Pamela B. Greene focuses her practice on securities compliance, executive compensation, and corporate governance matters. She advises public companies on compliance with the Securities Act of 1933, the Securities Exchange Act of 1934, stock exchange requirements, the Sarbanes-Oxley Act of 2002, and the Dodd-Frank Act of 2010. Pam works with management teams, boards, and compensation committees to develop and design appropriate executive compensation programs. She also advises public and private companies and individuals on executive compensation matters and provides executive compensation and securities counsel to clients in merger and acquisition transactions.
Earlier this month, in In re Investors Bancorp, Inc. Stockholders Litigation, the Delaware Court of Chancery reiterated its view that placing a meaningful limit on director equity awards to be granted under a stockholder approved equity plan allows the court to determine whether director equity awards are excessive under the more lenient business judgment rule.
SEC Acting Chairman Michael S. Piwowar issued a public statement on February 6, 2017 requesting input on any unexpected challenges that companies have experienced as they prepare for compliance with the CEO pay ratio rule, which will become required disclosure in public company 2018 proxy statements. Piwowar also directed SEC staff to “reconsider the implementation of the rule” based on comments submitted.
This public statement and request for comments is a first step in considering changes to the rule, as part of the Republican Party’s effort to modify or roll back certain provisions of the Dodd-Frank Wall Street Reform and Consumer Protection Act (Dodd Frank). Any SEC modifications to the CEO pay ratio rule would take time to implement and may be challenged.
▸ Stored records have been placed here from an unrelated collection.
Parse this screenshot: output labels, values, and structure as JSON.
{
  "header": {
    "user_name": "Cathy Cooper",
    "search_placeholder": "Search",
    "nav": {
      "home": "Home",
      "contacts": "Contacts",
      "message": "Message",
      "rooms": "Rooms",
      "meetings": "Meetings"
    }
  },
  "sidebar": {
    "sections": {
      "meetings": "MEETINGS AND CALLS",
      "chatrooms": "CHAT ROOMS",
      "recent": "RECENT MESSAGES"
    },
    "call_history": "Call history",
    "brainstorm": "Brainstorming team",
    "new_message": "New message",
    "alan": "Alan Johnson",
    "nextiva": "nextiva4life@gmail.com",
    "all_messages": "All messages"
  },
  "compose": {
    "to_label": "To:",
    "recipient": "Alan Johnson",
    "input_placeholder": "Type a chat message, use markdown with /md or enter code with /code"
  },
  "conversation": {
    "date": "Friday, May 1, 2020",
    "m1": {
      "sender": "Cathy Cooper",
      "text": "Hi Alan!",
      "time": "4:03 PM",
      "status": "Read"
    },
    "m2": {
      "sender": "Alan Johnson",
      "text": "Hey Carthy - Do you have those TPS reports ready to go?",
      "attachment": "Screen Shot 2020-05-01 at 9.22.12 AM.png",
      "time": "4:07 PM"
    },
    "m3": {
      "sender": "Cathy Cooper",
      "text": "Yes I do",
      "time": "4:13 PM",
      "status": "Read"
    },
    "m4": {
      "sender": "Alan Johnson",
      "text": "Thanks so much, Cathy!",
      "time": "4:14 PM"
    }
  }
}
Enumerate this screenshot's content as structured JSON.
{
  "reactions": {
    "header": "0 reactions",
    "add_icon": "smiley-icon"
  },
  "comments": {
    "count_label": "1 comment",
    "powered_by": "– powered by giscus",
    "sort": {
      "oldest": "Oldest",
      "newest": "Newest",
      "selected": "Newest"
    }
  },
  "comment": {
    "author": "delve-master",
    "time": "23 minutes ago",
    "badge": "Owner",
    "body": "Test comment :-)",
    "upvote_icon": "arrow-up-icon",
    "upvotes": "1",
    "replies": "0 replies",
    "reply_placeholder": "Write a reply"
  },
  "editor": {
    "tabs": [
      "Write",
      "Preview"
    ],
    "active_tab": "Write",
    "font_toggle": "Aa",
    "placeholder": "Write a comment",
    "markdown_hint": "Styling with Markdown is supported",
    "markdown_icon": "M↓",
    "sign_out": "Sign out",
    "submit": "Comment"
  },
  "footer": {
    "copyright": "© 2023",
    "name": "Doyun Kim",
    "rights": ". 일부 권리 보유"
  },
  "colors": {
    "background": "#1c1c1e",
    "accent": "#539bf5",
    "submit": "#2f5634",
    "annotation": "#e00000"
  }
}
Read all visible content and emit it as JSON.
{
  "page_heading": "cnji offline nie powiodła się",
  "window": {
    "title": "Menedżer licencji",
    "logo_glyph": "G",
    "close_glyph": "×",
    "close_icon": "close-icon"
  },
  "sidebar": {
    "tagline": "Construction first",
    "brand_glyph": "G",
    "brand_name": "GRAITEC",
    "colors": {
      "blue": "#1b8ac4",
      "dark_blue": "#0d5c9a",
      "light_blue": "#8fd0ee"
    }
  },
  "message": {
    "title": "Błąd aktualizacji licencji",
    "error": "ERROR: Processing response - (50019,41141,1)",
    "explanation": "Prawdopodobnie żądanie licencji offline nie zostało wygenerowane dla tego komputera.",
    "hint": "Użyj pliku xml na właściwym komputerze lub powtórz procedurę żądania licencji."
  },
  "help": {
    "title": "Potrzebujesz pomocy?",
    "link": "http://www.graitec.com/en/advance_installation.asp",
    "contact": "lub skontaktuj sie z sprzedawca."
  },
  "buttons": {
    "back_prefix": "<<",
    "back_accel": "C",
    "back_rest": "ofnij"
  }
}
The easiest route to prevent its implementation would be for Congress to repeal this provision of Dodd Frank.
Section 162(m) of the Internal Revenue Code precludes the deduction by public companies for compensation paid to certain covered employees in excess of $1,000,000 in any taxable year. This limitation on deduction does not apply to performance-based compensation. Such performance-based compensation is deductible so long as the following requirements are met: